[[ DATA EXTRACTS, beginning ]]

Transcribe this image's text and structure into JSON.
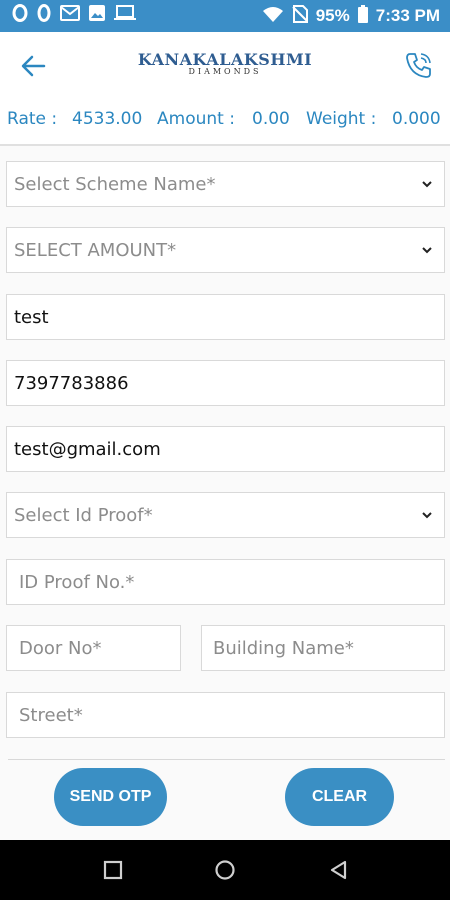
{
  "status_bar": {
    "time": "7:33 PM",
    "battery": "95%",
    "icons": [
      "opera-icon",
      "opera-icon",
      "gmail-icon",
      "gallery-icon",
      "laptop-icon",
      "wifi-icon",
      "no-sim-icon",
      "battery-icon"
    ]
  },
  "header": {
    "brand_main": "KANAKALAKSHMI",
    "brand_sub": "DIAMONDS",
    "back_icon": "back-arrow-icon",
    "phone_icon": "phone-icon"
  },
  "rates": {
    "rate_label": "Rate :",
    "rate_value": "4533.00",
    "amount_label": "Amount :",
    "amount_value": "0.00",
    "weight_label": "Weight :",
    "weight_value": "0.000"
  },
  "form": {
    "scheme_placeholder": "Select Scheme Name*",
    "amount_placeholder": "SELECT AMOUNT*",
    "name_value": "test",
    "phone_value": "7397783886",
    "email_value": "test@gmail.com",
    "idproof_placeholder": "Select Id Proof*",
    "idproof_no_placeholder": "ID Proof No.*",
    "door_placeholder": "Door No*",
    "building_placeholder": "Building Name*",
    "street_placeholder": "Street*"
  },
  "actions": {
    "send_otp": "SEND OTP",
    "clear": "CLEAR"
  },
  "colors": {
    "accent": "#3b8ec7",
    "button": "#3a8fc4",
    "brand": "#2f5d91"
  }
}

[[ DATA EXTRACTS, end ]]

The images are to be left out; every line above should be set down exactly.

Transcribe this image's text and structure into JSON.
{
  "status_bar": {
    "time": "7:33 PM",
    "battery": "95%",
    "icons": [
      "opera-icon",
      "opera-icon",
      "gmail-icon",
      "gallery-icon",
      "laptop-icon",
      "wifi-icon",
      "no-sim-icon",
      "battery-icon"
    ]
  },
  "header": {
    "brand_main": "KANAKALAKSHMI",
    "brand_sub": "DIAMONDS",
    "back_icon": "back-arrow-icon",
    "phone_icon": "phone-icon"
  },
  "rates": {
    "rate_label": "Rate :",
    "rate_value": "4533.00",
    "amount_label": "Amount :",
    "amount_value": "0.00",
    "weight_label": "Weight :",
    "weight_value": "0.000"
  },
  "form": {
    "scheme_placeholder": "Select Scheme Name*",
    "amount_placeholder": "SELECT AMOUNT*",
    "name_value": "test",
    "phone_value": "7397783886",
    "email_value": "test@gmail.com",
    "idproof_placeholder": "Select Id Proof*",
    "idproof_no_placeholder": "ID Proof No.*",
    "door_placeholder": "Door No*",
    "building_placeholder": "Building Name*",
    "street_placeholder": "Street*"
  },
  "actions": {
    "send_otp": "SEND OTP",
    "clear": "CLEAR"
  },
  "colors": {
    "accent": "#3b8ec7",
    "button": "#3a8fc4",
    "brand": "#2f5d91"
  }
}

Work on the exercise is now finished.